UI computer science researchers receive NSF driving simulation grant

IOWA CITY, Iowa -- Two University of Iowa researchers have received a $20,000 grant from the National Science Foundation (NSF) to support collaborative driving simulation research between the University and IRISA, a French national research center located in Rennes, France.

Joseph Kearney and James Cremer, computer science professors in the UI College of Liberal Arts, are principal investigators on a project in which researchers from Iowa and IRISA will share information, data and software on driving simulation. According to Kearney, "Interactive driving simulation is proving to be a valuable tool for understanding the causes of crashes and strategies for crash prevention. Because of the world-wide interest in driving safety, it is particularly appropriate to investigate this new technology through international cooperation."

The new grant compliments two previously awarded NSF grants including a $323,000 grant on scenario modeling for virtual environments awarded to Kearney and Cremer and a $200,000 equipment grant awarded to Kearney and Cremer and their UI colleagues Jon Kuhl, professor of electrical and computer engineering, and Florian Potra, professor of mathematics.

Both institutions are established centers for driving simulation. In addition to the work being done by Kearney, Cremer and their colleagues, University of Iowa researchers have conducted related research using the Iowa Driving Simulator (IDS), since 1991 the world's second-most advanced driving simulator, next to Germany's Daimler-Benz simulator.
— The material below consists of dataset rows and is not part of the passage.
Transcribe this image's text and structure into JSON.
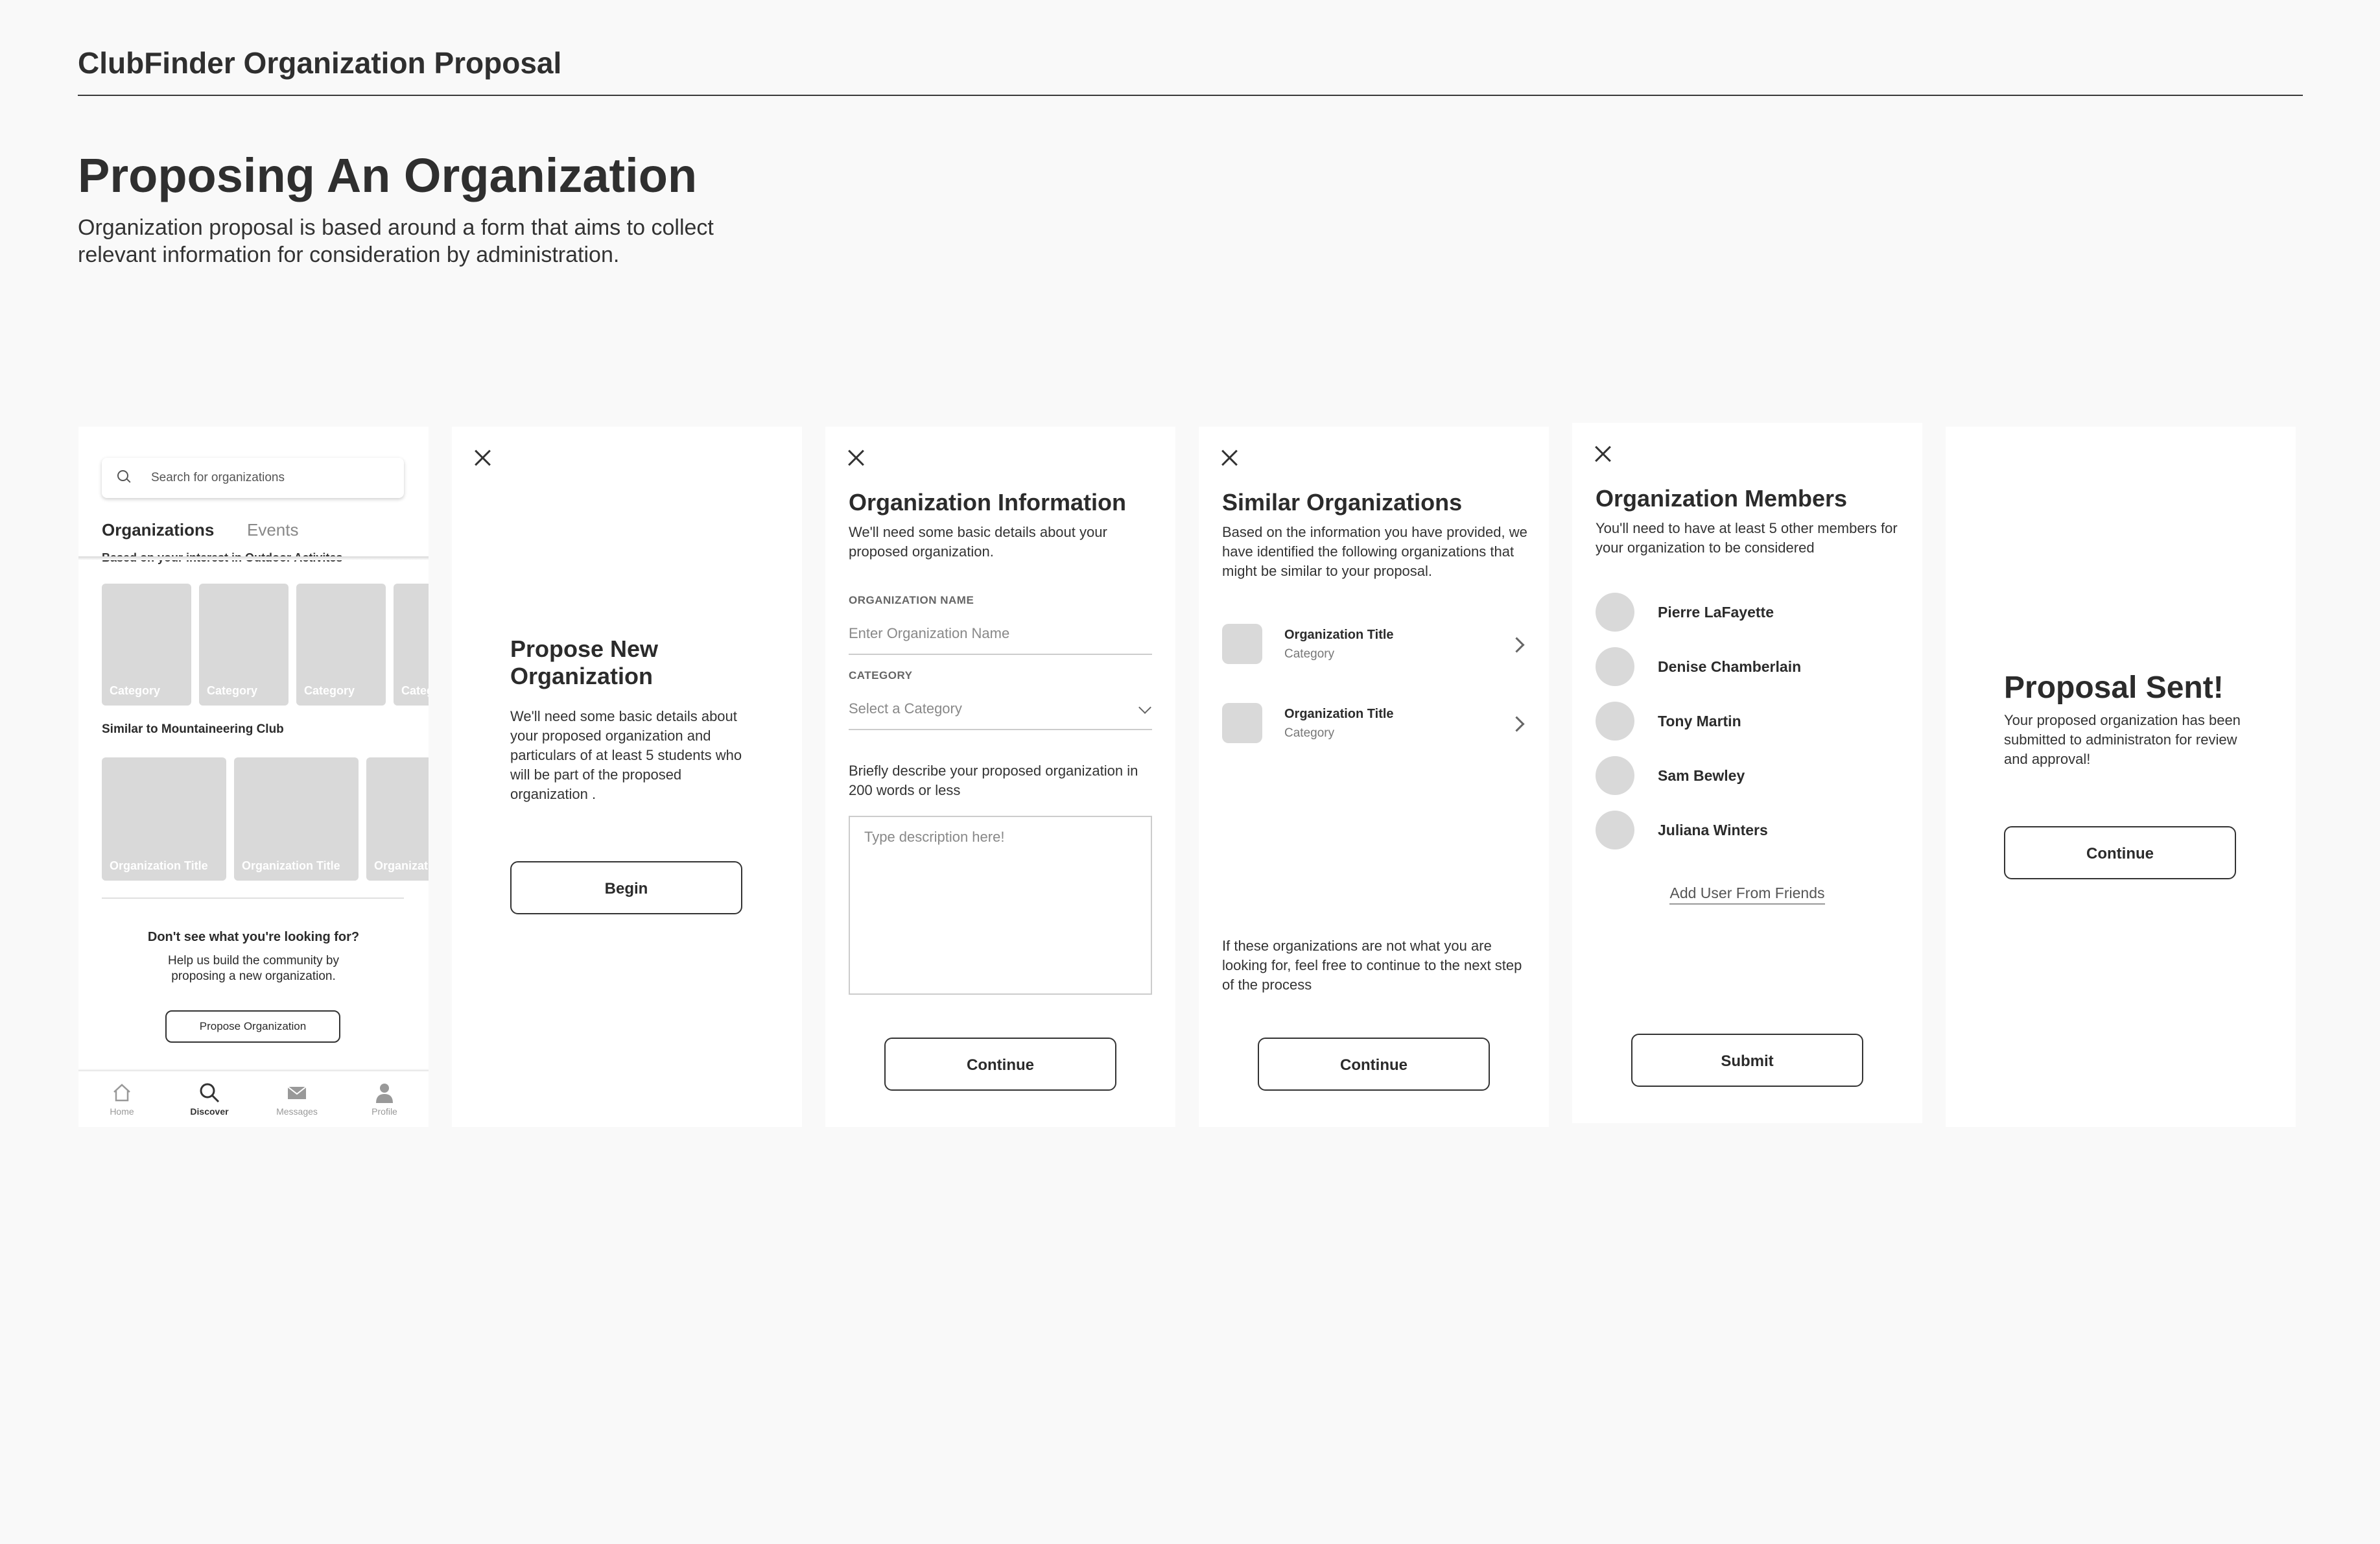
{
  "doc": {
    "title": "ClubFinder Organization Proposal",
    "section_title": "Proposing An Organization",
    "section_desc": "Organization proposal is based around a form that aims to collect relevant information for consideration by administration."
  },
  "discover": {
    "search_placeholder": "Search for organizations",
    "tabs": [
      "Organizations",
      "Events"
    ],
    "interest_label": "Based on your interest in Outdoor Activites",
    "category_tiles": [
      "Category",
      "Category",
      "Category",
      "Category"
    ],
    "similar_label": "Similar to Mountaineering Club",
    "org_tiles": [
      "Organization Title",
      "Organization Title",
      "Organization Title"
    ],
    "cta_title": "Don't see what you're looking for?",
    "cta_sub": "Help us build the community by proposing a new organization.",
    "propose_button": "Propose Organization",
    "nav": [
      "Home",
      "Discover",
      "Messages",
      "Profile"
    ]
  },
  "propose": {
    "title": "Propose New Organization",
    "body": "We'll need some basic details about your proposed organization and particulars of at least 5 students who will be part of the proposed organization .",
    "button": "Begin"
  },
  "info": {
    "title": "Organization Information",
    "subtitle": "We'll need some basic details about your proposed organization.",
    "name_label": "ORGANIZATION NAME",
    "name_placeholder": "Enter Organization Name",
    "category_label": "CATEGORY",
    "category_placeholder": "Select a Category",
    "describe_prompt": "Briefly describe your proposed organization in 200 words or less",
    "description_placeholder": "Type description here!",
    "button": "Continue"
  },
  "similar": {
    "title": "Similar Organizations",
    "subtitle": "Based on the information you have provided, we have identified the following organizations that might be similar to your proposal.",
    "orgs": [
      {
        "title": "Organization Title",
        "category": "Category"
      },
      {
        "title": "Organization Title",
        "category": "Category"
      }
    ],
    "footer_note": "If these organizations are not what you are looking for, feel free to continue to the next step of the process",
    "button": "Continue"
  },
  "members": {
    "title": "Organization Members",
    "subtitle": "You'll need to have at least 5 other members for your organization to be considered",
    "list": [
      "Pierre LaFayette",
      "Denise Chamberlain",
      "Tony Martin",
      "Sam Bewley",
      "Juliana Winters"
    ],
    "add_link": "Add User From Friends",
    "button": "Submit"
  },
  "sent": {
    "title": "Proposal Sent!",
    "body": "Your proposed organization has been submitted to administraton for review and approval!",
    "button": "Continue"
  }
}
Also, the approximately $46 million National Advanced Driving Simulator (NADS), to be completed in the spring of 1999 at the UI's Oakdale Research Park, will be the world's most advanced driving test facility used to research safety issues, such as the effects of medical conditions or medications on drivers, and to help design safer and more efficient highways and vehicles.